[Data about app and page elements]

* * * * * * * * *

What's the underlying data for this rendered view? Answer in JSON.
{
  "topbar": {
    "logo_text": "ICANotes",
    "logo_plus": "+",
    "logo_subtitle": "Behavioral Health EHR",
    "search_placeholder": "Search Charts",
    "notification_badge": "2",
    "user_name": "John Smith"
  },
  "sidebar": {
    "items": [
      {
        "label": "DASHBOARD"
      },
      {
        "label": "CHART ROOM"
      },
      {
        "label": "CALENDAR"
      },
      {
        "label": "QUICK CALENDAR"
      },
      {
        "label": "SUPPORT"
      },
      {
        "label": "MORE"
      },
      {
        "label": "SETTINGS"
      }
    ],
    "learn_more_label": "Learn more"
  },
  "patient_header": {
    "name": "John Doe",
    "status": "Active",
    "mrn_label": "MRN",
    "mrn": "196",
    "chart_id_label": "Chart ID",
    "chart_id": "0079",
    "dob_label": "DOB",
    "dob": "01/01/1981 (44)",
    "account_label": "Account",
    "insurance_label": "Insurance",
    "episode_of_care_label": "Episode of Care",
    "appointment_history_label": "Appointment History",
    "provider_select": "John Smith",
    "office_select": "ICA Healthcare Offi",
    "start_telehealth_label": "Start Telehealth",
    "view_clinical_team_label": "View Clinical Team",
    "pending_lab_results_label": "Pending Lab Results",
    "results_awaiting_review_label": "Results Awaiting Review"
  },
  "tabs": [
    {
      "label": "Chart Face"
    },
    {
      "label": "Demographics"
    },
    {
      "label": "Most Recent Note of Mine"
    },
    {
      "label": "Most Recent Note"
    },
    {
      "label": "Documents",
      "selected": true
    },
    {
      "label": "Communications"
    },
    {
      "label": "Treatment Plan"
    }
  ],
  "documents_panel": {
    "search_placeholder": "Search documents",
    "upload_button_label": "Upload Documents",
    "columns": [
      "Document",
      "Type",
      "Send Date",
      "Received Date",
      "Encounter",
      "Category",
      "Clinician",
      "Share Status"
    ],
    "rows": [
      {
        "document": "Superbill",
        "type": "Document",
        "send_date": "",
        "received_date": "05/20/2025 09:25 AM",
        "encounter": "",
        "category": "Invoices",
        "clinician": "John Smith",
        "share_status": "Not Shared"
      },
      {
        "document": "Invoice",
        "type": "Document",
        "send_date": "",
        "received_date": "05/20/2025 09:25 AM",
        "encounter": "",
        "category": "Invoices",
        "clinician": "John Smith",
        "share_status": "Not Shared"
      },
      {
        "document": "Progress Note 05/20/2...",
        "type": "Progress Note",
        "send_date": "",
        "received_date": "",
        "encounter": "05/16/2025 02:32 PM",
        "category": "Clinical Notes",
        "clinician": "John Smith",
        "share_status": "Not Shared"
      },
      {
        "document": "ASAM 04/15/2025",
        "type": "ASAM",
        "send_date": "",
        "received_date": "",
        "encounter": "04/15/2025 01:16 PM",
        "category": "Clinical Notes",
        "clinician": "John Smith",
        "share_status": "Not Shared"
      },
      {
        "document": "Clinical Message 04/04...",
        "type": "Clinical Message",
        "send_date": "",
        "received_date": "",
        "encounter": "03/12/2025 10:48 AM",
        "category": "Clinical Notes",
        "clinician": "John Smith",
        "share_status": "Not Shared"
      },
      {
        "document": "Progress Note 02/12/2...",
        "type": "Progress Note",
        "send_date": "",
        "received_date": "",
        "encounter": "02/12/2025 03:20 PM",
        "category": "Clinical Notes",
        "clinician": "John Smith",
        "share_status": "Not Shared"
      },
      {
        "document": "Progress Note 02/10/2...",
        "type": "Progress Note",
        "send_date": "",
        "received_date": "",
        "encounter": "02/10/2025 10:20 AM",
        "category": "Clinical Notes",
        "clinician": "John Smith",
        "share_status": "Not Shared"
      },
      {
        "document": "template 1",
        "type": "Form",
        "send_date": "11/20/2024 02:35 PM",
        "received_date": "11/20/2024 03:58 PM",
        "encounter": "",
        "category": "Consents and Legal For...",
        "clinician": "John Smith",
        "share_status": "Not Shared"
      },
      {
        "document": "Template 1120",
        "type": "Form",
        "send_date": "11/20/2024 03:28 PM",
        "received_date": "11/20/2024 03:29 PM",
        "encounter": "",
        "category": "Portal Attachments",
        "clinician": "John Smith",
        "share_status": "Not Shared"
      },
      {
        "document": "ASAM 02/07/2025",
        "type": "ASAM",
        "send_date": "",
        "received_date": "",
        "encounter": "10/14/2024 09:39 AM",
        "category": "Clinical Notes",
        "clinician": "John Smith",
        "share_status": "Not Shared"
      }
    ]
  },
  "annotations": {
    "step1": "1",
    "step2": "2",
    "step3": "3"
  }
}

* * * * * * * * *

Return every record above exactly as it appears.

What's the underlying data for this rendered view? Answer in JSON.
{
  "topbar": {
    "logo_text": "ICANotes",
    "logo_plus": "+",
    "logo_subtitle": "Behavioral Health EHR",
    "search_placeholder": "Search Charts",
    "notification_badge": "2",
    "user_name": "John Smith"
  },
  "sidebar": {
    "items": [
      {
        "label": "DASHBOARD"
      },
      {
        "label": "CHART ROOM"
      },
      {
        "label": "CALENDAR"
      },
      {
        "label": "QUICK CALENDAR"
      },
      {
        "label": "SUPPORT"
      },
      {
        "label": "MORE"
      },
      {
        "label": "SETTINGS"
      }
    ],
    "learn_more_label": "Learn more"
  },
  "patient_header": {
    "name": "John Doe",
    "status": "Active",
    "mrn_label": "MRN",
    "mrn": "196",
    "chart_id_label": "Chart ID",
    "chart_id": "0079",
    "dob_label": "DOB",
    "dob": "01/01/1981 (44)",
    "account_label": "Account",
    "insurance_label": "Insurance",
    "episode_of_care_label": "Episode of Care",
    "appointment_history_label": "Appointment History",
    "provider_select": "John Smith",
    "office_select": "ICA Healthcare Offi",
    "start_telehealth_label": "Start Telehealth",
    "view_clinical_team_label": "View Clinical Team",
    "pending_lab_results_label": "Pending Lab Results",
    "results_awaiting_review_label": "Results Awaiting Review"
  },
  "tabs": [
    {
      "label": "Chart Face"
    },
    {
      "label": "Demographics"
    },
    {
      "label": "Most Recent Note of Mine"
    },
    {
      "label": "Most Recent Note"
    },
    {
      "label": "Documents",
      "selected": true
    },
    {
      "label": "Communications"
    },
    {
      "label": "Treatment Plan"
    }
  ],
  "documents_panel": {
    "search_placeholder": "Search documents",
    "upload_button_label": "Upload Documents",
    "columns": [
      "Document",
      "Type",
      "Send Date",
      "Received Date",
      "Encounter",
      "Category",
      "Clinician",
      "Share Status"
    ],
    "rows": [
      {
        "document": "Superbill",
        "type": "Document",
        "send_date": "",
        "received_date": "05/20/2025 09:25 AM",
        "encounter": "",
        "category": "Invoices",
        "clinician": "John Smith",
        "share_status": "Not Shared"
      },
      {
        "document": "Invoice",
        "type": "Document",
        "send_date": "",
        "received_date": "05/20/2025 09:25 AM",
        "encounter": "",
        "category": "Invoices",
        "clinician": "John Smith",
        "share_status": "Not Shared"
      },
      {
        "document": "Progress Note 05/20/2...",
        "type": "Progress Note",
        "send_date": "",
        "received_date": "",
        "encounter": "05/16/2025 02:32 PM",
        "category": "Clinical Notes",
        "clinician": "John Smith",
        "share_status": "Not Shared"
      },
      {
        "document": "ASAM 04/15/2025",
        "type": "ASAM",
        "send_date": "",
        "received_date": "",
        "encounter": "04/15/2025 01:16 PM",
        "category": "Clinical Notes",
        "clinician": "John Smith",
        "share_status": "Not Shared"
      },
      {
        "document": "Clinical Message 04/04...",
        "type": "Clinical Message",
        "send_date": "",
        "received_date": "",
        "encounter": "03/12/2025 10:48 AM",
        "category": "Clinical Notes",
        "clinician": "John Smith",
        "share_status": "Not Shared"
      },
      {
        "document": "Progress Note 02/12/2...",
        "type": "Progress Note",
        "send_date": "",
        "received_date": "",
        "encounter": "02/12/2025 03:20 PM",
        "category": "Clinical Notes",
        "clinician": "John Smith",
        "share_status": "Not Shared"
      },
      {
        "document": "Progress Note 02/10/2...",
        "type": "Progress Note",
        "send_date": "",
        "received_date": "",
        "encounter": "02/10/2025 10:20 AM",
        "category": "Clinical Notes",
        "clinician": "John Smith",
        "share_status": "Not Shared"
      },
      {
        "document": "template 1",
        "type": "Form",
        "send_date": "11/20/2024 02:35 PM",
        "received_date": "11/20/2024 03:58 PM",
        "encounter": "",
        "category": "Consents and Legal For...",
        "clinician": "John Smith",
        "share_status": "Not Shared"
      },
      {
        "document": "Template 1120",
        "type": "Form",
        "send_date": "11/20/2024 03:28 PM",
        "received_date": "11/20/2024 03:29 PM",
        "encounter": "",
        "category": "Portal Attachments",
        "clinician": "John Smith",
        "share_status": "Not Shared"
      },
      {
        "document": "ASAM 02/07/2025",
        "type": "ASAM",
        "send_date": "",
        "received_date": "",
        "encounter": "10/14/2024 09:39 AM",
        "category": "Clinical Notes",
        "clinician": "John Smith",
        "share_status": "Not Shared"
      }
    ]
  },
  "annotations": {
    "step1": "1",
    "step2": "2",
    "step3": "3"
  }
}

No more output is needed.